By Donna Leinwand Leger, USA TODAY
As more states adopt laws allowing medical marijuana, fewer teens see occasional marijuana use as harmful, the largest national survey of youth drug use has found.
Nearly 80% of high school seniors don't consider occasional marijuana use harmful -- the highest rate since 1983-- and record numbers smoke it regularly, according to the annual survey of eighth-, 10th- and 12th-graders made public Wednesday.
More than one in five high school seniors said they smoked marijuana in the month before the survey, and more than a third smoked marijuana during the previous year, according to Monitoring the Future's survey of 45,449 students from 395 public and private schools. The survey has measured drug, alcohol and cigarette use since 1975.
A growing number of state laws that allow marijuana for medical use contributes to teen perceptions that marijuana is not a harmful drug, said Dr. Nora Volkow, director of the National Institutes of Health's National Institute on Drug Abuse, which sponsors the study.
When teens perceive drugs as safe, drug use generally increases, Volkow said. Among eighth-graders, more than 50% don't see the harm of occasional marijuana use while 42% consider occasional use of marijuana harmful -- the lowest rate since the survey began tracking risk perception for this age group in 1991.
A study published this year in the Proceedings of the National Academy of Sciences found that heavy marijuana use beginning as a teen and stretching into adulthood causes an average drop of 8 points in IQ scores.
"That's a very robust indication that (smoking marijuana) may have long-term effects," Volkow said.
The 2012 survey found 6.5% of high school seniors smoke marijuana daily, up from 5.1% five years ago. Almost 23% smoke marijuana regularly. Among 10th graders, 3.5% smoke marijuana daily, the survey found. Marijuana use escalates dramatically after 8th grade, when 1.1% of the students report daily use.
But even most 8th graders don't see the harm of occasional use, the survey found.
"I think that's the bad news in the survey -- the significant increases in the regular use of marijuana," Volkow said. "It's not just the occasional use. You have a very high rate of daily use. That's really a huge number."
Use of other illegal drugs continued to show a steady decline. Past-year use of all illegal drugs except for marijuana is a record lows for all three grades, the survey found.
"These long-term declines in youth drug use in America are proof that positive social change is possible," White House Office of National Drug Control Policy Director Gil Kerlikowske said.
The survey for the first time measured use of an emerging stimulant drug known as "bath salts," and found low use among teenagers. Among 12th graders, 1.3% said they had used the drugs, which can often be purchased on the internet or in drug paraphernalia stores.

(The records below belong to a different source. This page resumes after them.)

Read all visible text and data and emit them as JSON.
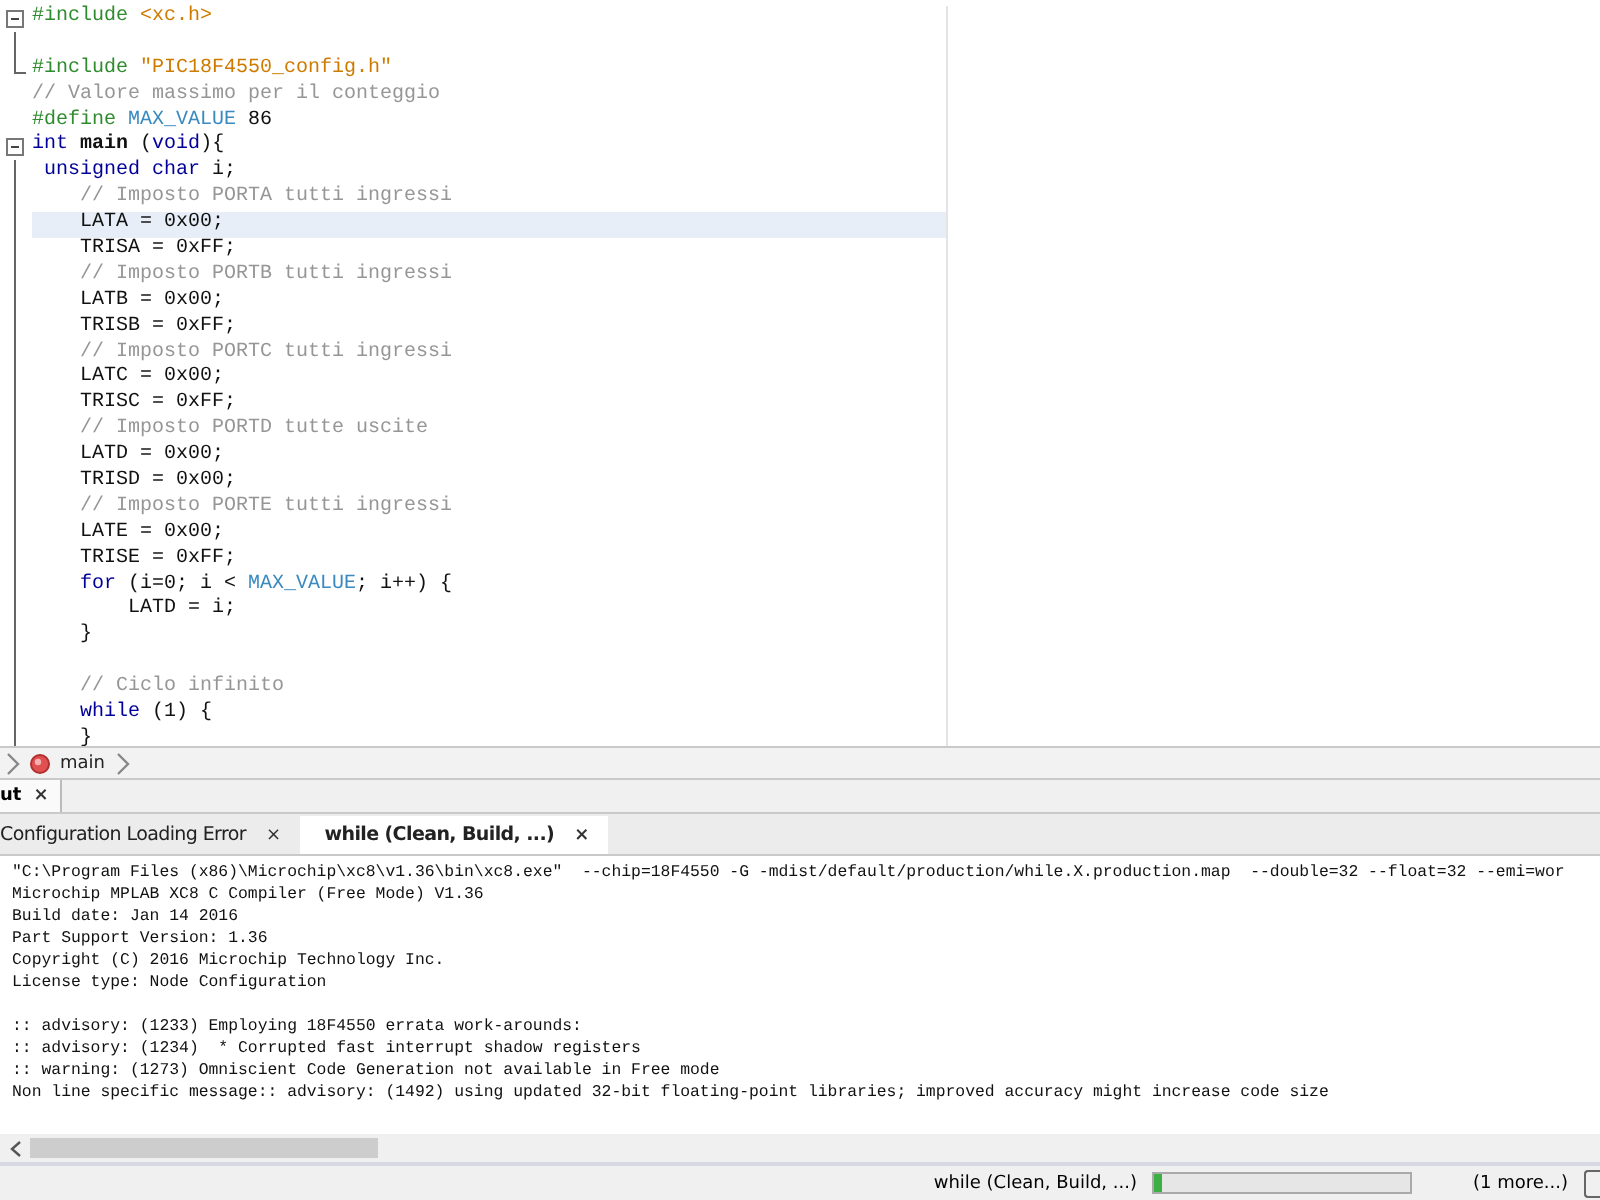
{
  "editor": {
    "lines": [
      {
        "kind": "opener",
        "highlighted": false,
        "segments": [
          {
            "kind": "pp",
            "text": "#include"
          },
          {
            "kind": "str",
            "text": " <xc.h>"
          }
        ]
      },
      {
        "kind": "inner",
        "highlighted": false
      },
      {
        "kind": "closer",
        "highlighted": false,
        "segments": [
          {
            "kind": "pp",
            "text": "#include"
          },
          {
            "kind": "str",
            "text": " \"PIC18F4550_config.h\""
          }
        ]
      },
      {
        "kind": "outer",
        "highlighted": false,
        "segments": [
          {
            "kind": "comment",
            "text": "// Valore massimo per il conteggio"
          }
        ]
      },
      {
        "kind": "outer",
        "highlighted": false,
        "segments": [
          {
            "kind": "pp",
            "text": "#define"
          },
          {
            "kind": "macro",
            "text": " MAX_VALUE"
          },
          {
            "kind": "plain",
            "text": " 86"
          }
        ]
      },
      {
        "kind": "opener",
        "highlighted": false,
        "segments": [
          {
            "kind": "kw",
            "text": "int"
          },
          {
            "kind": "fn",
            "text": " main"
          },
          {
            "kind": "plain",
            "text": " ("
          },
          {
            "kind": "kw",
            "text": "void"
          },
          {
            "kind": "plain",
            "text": "){"
          }
        ]
      },
      {
        "kind": "inner",
        "highlighted": false,
        "segments": [
          {
            "kind": "kw",
            "text": " unsigned"
          },
          {
            "kind": "kw",
            "text": " char"
          },
          {
            "kind": "plain",
            "text": " i;"
          }
        ]
      },
      {
        "kind": "inner",
        "highlighted": false,
        "segments": [
          {
            "kind": "comment",
            "text": "    // Imposto PORTA tutti ingressi"
          }
        ]
      },
      {
        "kind": "inner",
        "highlighted": true,
        "segments": [
          {
            "kind": "plain",
            "text": "    LATA = 0x00;"
          }
        ]
      },
      {
        "kind": "inner",
        "highlighted": false,
        "segments": [
          {
            "kind": "plain",
            "text": "    TRISA = 0xFF;"
          }
        ]
      },
      {
        "kind": "inner",
        "highlighted": false,
        "segments": [
          {
            "kind": "comment",
            "text": "    // Imposto PORTB tutti ingressi"
          }
        ]
      },
      {
        "kind": "inner",
        "highlighted": false,
        "segments": [
          {
            "kind": "plain",
            "text": "    LATB = 0x00;"
          }
        ]
      },
      {
        "kind": "inner",
        "highlighted": false,
        "segments": [
          {
            "kind": "plain",
            "text": "    TRISB = 0xFF;"
          }
        ]
      },
      {
        "kind": "inner",
        "highlighted": false,
        "segments": [
          {
            "kind": "comment",
            "text": "    // Imposto PORTC tutti ingressi"
          }
        ]
      },
      {
        "kind": "inner",
        "highlighted": false,
        "segments": [
          {
            "kind": "plain",
            "text": "    LATC = 0x00;"
          }
        ]
      },
      {
        "kind": "inner",
        "highlighted": false,
        "segments": [
          {
            "kind": "plain",
            "text": "    TRISC = 0xFF;"
          }
        ]
      },
      {
        "kind": "inner",
        "highlighted": false,
        "segments": [
          {
            "kind": "comment",
            "text": "    // Imposto PORTD tutte uscite"
          }
        ]
      },
      {
        "kind": "inner",
        "highlighted": false,
        "segments": [
          {
            "kind": "plain",
            "text": "    LATD = 0x00;"
          }
        ]
      },
      {
        "kind": "inner",
        "highlighted": false,
        "segments": [
          {
            "kind": "plain",
            "text": "    TRISD = 0x00;"
          }
        ]
      },
      {
        "kind": "inner",
        "highlighted": false,
        "segments": [
          {
            "kind": "comment",
            "text": "    // Imposto PORTE tutti ingressi"
          }
        ]
      },
      {
        "kind": "inner",
        "highlighted": false,
        "segments": [
          {
            "kind": "plain",
            "text": "    LATE = 0x00;"
          }
        ]
      },
      {
        "kind": "inner",
        "highlighted": false,
        "segments": [
          {
            "kind": "plain",
            "text": "    TRISE = 0xFF;"
          }
        ]
      },
      {
        "kind": "inner",
        "highlighted": false,
        "segments": [
          {
            "kind": "kw",
            "text": "    for"
          },
          {
            "kind": "plain",
            "text": " (i=0; i < "
          },
          {
            "kind": "macro",
            "text": "MAX_VALUE"
          },
          {
            "kind": "plain",
            "text": "; i++) {"
          }
        ]
      },
      {
        "kind": "inner",
        "highlighted": false,
        "segments": [
          {
            "kind": "plain",
            "text": "        LATD = i;"
          }
        ]
      },
      {
        "kind": "inner",
        "highlighted": false,
        "segments": [
          {
            "kind": "plain",
            "text": "    }"
          }
        ]
      },
      {
        "kind": "inner",
        "highlighted": false
      },
      {
        "kind": "inner",
        "highlighted": false,
        "segments": [
          {
            "kind": "comment",
            "text": "    // Ciclo infinito"
          }
        ]
      },
      {
        "kind": "inner",
        "highlighted": false,
        "segments": [
          {
            "kind": "kw",
            "text": "    while"
          },
          {
            "kind": "plain",
            "text": " (1) {"
          }
        ]
      },
      {
        "kind": "inner",
        "highlighted": false,
        "segments": [
          {
            "kind": "plain",
            "text": "    }"
          }
        ]
      }
    ]
  },
  "breadcrumb": {
    "items": [
      "main"
    ]
  },
  "output": {
    "title": "ut",
    "close": "×",
    "tabs": [
      {
        "label": "Configuration Loading Error",
        "close": "×",
        "selected": false
      },
      {
        "label": "while (Clean, Build, ...)",
        "close": "×",
        "selected": true
      }
    ],
    "groups": [
      [
        "\"C:\\Program Files (x86)\\Microchip\\xc8\\v1.36\\bin\\xc8.exe\"  --chip=18F4550 -G -mdist/default/production/while.X.production.map  --double=32 --float=32 --emi=wor",
        "Microchip MPLAB XC8 C Compiler (Free Mode) V1.36",
        "Build date: Jan 14 2016",
        "Part Support Version: 1.36",
        "Copyright (C) 2016 Microchip Technology Inc.",
        "License type: Node Configuration"
      ],
      [
        ":: advisory: (1233) Employing 18F4550 errata work-arounds:",
        ":: advisory: (1234)  * Corrupted fast interrupt shadow registers",
        ":: warning: (1273) Omniscient Code Generation not available in Free mode",
        "Non line specific message:: advisory: (1492) using updated 32-bit floating-point libraries; improved accuracy might increase code size"
      ]
    ]
  },
  "status_bar": {
    "task": "while (Clean, Build, ...)",
    "level": 0.03,
    "more": "(1 more...)"
  }
}
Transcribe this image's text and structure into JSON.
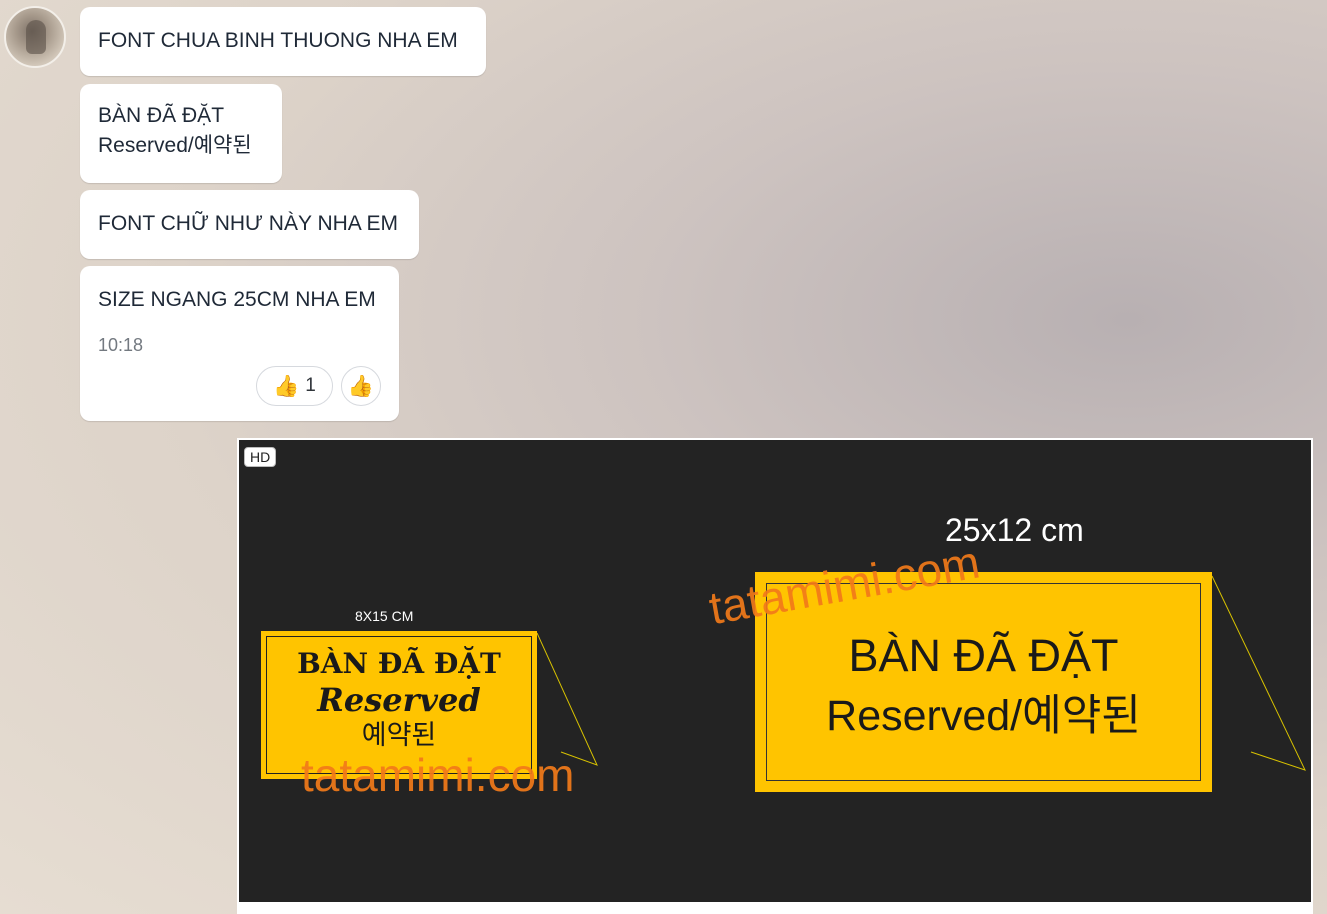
{
  "messages": [
    {
      "text": "FONT CHUA BINH THUONG NHA EM"
    },
    {
      "lines": [
        "BÀN ĐÃ ĐẶT",
        "Reserved/예약된"
      ]
    },
    {
      "text": "FONT CHỮ NHƯ NÀY NHA EM"
    },
    {
      "text": "SIZE NGANG 25CM NHA EM",
      "time": "10:18",
      "reaction_count": "1"
    }
  ],
  "photo": {
    "badge": "HD",
    "small_sign": {
      "size_label": "8X15 CM",
      "line1": "BÀN ĐÃ ĐẶT",
      "line2": "Reserved",
      "line3": "예약된"
    },
    "big_sign": {
      "size_label": "25x12 cm",
      "line1": "BÀN ĐÃ ĐẶT",
      "line2": "Reserved/예약된"
    },
    "watermark": "tatamimi.com",
    "sign_color": "#ffc400",
    "watermark_color": "#f27a1a"
  },
  "icons": {
    "reaction": "thumbs-up-icon"
  }
}
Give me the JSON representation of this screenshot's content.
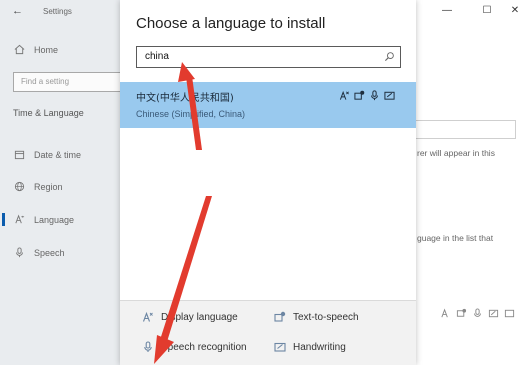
{
  "settings": {
    "app_title": "Settings",
    "home_label": "Home",
    "search_placeholder": "Find a setting",
    "section_title": "Time & Language",
    "nav": [
      {
        "label": "Date & time",
        "icon": "calendar-icon"
      },
      {
        "label": "Region",
        "icon": "globe-icon"
      },
      {
        "label": "Language",
        "icon": "language-icon"
      },
      {
        "label": "Speech",
        "icon": "microphone-icon"
      }
    ],
    "active_nav": "Language",
    "window_controls": {
      "minimize": "—",
      "maximize": "☐",
      "close": "✕"
    },
    "background_text": {
      "note_1": "rer will appear in this",
      "note_2": "guage in the list that"
    }
  },
  "dialog": {
    "title": "Choose a language to install",
    "search": {
      "value": "china",
      "icon": "search-icon"
    },
    "results": [
      {
        "native_name": "中文(中华人民共和国)",
        "english_name": "Chinese (Simplified, China)",
        "selected": true,
        "features": [
          "display-language-icon",
          "text-to-speech-icon",
          "speech-recognition-icon",
          "handwriting-icon"
        ]
      }
    ],
    "legend": {
      "display_language": "Display language",
      "text_to_speech": "Text-to-speech",
      "speech_recognition": "Speech recognition",
      "handwriting": "Handwriting"
    }
  },
  "colors": {
    "selection": "#99c9ee",
    "accent": "#0b5cad",
    "annotation_arrow": "#e23b2e"
  }
}
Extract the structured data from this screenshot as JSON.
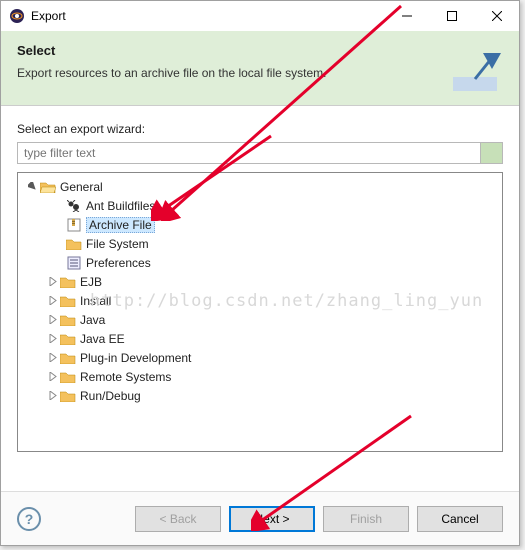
{
  "window": {
    "title": "Export"
  },
  "banner": {
    "heading": "Select",
    "description": "Export resources to an archive file on the local file system."
  },
  "content": {
    "wizard_label": "Select an export wizard:",
    "filter_placeholder": "type filter text"
  },
  "tree": {
    "general": "General",
    "ant": "Ant Buildfiles",
    "archive": "Archive File",
    "filesystem": "File System",
    "preferences": "Preferences",
    "ejb": "EJB",
    "install": "Install",
    "java": "Java",
    "javaee": "Java EE",
    "plugin": "Plug-in Development",
    "remote": "Remote Systems",
    "rundebug": "Run/Debug"
  },
  "watermark": "http://blog.csdn.net/zhang_ling_yun",
  "buttons": {
    "back": "< Back",
    "next": "Next >",
    "finish": "Finish",
    "cancel": "Cancel"
  }
}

Among 12th graders, 11% said they had used synthetic marijuana know as K2 or Spice -- about the same as last year. The federal government recently banned the drugs.